[DATA FOR THIS TASK Boundary: Start]

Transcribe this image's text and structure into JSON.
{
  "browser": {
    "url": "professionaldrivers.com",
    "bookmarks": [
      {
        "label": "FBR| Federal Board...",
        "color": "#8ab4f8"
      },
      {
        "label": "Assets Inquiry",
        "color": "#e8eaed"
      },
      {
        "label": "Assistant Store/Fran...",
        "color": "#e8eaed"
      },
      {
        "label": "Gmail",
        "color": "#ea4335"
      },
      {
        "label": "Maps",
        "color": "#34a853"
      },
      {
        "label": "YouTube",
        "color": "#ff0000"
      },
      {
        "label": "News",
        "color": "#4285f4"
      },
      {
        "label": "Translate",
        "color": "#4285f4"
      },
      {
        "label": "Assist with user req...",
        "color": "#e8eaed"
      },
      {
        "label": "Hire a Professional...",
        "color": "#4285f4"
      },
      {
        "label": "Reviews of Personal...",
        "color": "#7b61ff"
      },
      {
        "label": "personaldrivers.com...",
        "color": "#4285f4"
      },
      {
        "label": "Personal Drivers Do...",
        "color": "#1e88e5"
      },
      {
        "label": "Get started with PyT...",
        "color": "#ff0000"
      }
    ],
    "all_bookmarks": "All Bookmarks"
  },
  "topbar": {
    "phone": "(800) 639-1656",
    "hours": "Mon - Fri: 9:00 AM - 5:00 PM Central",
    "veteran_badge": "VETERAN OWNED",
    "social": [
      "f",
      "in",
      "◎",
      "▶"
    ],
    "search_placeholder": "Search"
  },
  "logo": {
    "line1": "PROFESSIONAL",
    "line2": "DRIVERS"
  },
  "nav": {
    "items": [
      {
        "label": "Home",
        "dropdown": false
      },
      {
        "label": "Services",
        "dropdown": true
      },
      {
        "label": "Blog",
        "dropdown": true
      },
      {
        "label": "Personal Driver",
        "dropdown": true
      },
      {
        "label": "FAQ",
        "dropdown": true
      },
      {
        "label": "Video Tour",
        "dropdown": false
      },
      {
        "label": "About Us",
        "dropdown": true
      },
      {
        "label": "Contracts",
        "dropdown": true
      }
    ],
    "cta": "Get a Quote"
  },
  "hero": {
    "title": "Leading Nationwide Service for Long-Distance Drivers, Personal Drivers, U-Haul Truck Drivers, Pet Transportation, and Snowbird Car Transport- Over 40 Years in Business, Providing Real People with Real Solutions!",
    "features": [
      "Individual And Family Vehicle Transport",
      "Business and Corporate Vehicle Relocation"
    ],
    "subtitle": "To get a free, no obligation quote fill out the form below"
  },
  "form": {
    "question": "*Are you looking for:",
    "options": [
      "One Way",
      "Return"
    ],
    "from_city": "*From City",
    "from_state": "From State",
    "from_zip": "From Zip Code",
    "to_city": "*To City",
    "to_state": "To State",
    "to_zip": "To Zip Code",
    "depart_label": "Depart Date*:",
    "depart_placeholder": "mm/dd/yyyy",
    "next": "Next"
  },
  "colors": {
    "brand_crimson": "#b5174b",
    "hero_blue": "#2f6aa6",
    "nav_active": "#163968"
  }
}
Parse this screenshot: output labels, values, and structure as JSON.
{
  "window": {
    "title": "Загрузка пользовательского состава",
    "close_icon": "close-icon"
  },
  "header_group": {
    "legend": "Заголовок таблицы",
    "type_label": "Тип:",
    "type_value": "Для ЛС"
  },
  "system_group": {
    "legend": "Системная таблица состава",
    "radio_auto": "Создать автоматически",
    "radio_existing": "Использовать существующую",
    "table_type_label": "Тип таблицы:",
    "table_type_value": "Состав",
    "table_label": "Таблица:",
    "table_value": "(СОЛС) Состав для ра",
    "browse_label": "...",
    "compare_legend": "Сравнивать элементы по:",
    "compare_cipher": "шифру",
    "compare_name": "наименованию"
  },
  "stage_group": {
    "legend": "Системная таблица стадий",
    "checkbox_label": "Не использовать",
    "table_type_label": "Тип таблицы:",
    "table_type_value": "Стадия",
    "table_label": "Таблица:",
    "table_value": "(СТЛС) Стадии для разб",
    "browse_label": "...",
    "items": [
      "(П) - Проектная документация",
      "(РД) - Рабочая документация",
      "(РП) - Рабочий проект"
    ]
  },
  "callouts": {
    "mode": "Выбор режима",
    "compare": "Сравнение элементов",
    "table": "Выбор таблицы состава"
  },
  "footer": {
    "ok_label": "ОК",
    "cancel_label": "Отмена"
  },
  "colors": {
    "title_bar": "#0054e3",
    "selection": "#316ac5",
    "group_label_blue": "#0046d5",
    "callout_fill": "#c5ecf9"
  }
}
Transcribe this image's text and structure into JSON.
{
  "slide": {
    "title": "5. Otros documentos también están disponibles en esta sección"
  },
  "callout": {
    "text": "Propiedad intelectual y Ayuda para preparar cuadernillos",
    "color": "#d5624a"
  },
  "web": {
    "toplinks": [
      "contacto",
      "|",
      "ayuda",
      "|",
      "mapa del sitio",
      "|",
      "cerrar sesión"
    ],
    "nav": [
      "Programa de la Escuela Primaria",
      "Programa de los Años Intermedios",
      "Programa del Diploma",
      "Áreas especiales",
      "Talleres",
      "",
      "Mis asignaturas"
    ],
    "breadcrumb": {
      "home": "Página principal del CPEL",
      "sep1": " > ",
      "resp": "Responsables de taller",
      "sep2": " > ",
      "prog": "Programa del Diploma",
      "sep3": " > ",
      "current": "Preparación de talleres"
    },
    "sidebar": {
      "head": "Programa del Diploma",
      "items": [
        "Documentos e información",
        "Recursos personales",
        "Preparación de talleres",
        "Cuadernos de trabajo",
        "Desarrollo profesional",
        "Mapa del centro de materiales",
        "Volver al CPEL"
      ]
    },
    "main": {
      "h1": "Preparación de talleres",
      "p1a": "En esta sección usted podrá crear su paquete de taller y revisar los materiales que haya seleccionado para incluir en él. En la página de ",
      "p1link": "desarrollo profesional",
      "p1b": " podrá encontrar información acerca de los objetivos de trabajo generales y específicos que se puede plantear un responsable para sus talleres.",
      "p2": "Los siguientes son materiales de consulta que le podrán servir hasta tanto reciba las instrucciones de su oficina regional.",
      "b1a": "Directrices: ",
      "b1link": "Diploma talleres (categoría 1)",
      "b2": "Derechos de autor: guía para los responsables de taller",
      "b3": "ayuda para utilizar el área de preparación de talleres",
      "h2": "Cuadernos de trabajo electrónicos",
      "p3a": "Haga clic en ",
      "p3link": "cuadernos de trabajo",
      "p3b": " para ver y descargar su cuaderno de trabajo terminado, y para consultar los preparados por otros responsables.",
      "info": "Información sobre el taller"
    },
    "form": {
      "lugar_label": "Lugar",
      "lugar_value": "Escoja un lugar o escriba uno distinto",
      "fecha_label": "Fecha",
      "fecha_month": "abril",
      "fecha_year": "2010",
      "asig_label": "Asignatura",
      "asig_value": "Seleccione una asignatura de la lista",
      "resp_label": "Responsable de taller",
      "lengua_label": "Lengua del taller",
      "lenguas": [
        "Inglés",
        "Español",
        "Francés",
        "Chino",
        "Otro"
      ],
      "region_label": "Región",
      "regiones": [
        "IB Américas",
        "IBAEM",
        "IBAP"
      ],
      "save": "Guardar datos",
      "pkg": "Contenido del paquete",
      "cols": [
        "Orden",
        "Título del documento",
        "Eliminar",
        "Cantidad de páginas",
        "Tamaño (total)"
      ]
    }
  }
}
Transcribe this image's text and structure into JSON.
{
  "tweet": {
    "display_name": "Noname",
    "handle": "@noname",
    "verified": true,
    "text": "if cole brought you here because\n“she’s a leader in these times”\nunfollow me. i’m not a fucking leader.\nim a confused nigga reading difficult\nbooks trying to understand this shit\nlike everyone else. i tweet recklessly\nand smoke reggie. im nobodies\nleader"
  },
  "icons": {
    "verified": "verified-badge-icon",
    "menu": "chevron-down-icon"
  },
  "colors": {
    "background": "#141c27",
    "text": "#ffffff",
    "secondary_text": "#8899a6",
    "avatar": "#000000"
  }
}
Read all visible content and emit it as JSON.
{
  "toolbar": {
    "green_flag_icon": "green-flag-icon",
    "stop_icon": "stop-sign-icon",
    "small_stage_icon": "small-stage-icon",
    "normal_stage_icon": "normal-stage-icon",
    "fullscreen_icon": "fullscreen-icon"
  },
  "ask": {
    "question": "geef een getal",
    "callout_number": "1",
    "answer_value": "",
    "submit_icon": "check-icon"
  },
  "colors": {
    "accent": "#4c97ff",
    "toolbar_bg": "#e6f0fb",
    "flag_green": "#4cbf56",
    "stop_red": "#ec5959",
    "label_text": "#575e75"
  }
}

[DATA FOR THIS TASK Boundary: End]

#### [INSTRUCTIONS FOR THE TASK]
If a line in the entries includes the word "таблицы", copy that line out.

#### [SOLUTION FOR THIS EXERCISE]
    "legend": "Заголовок таблицы",
    "table_type_label": "Тип таблицы:",
    "table_type_label": "Тип таблицы:",
    "table": "Выбор таблицы состава"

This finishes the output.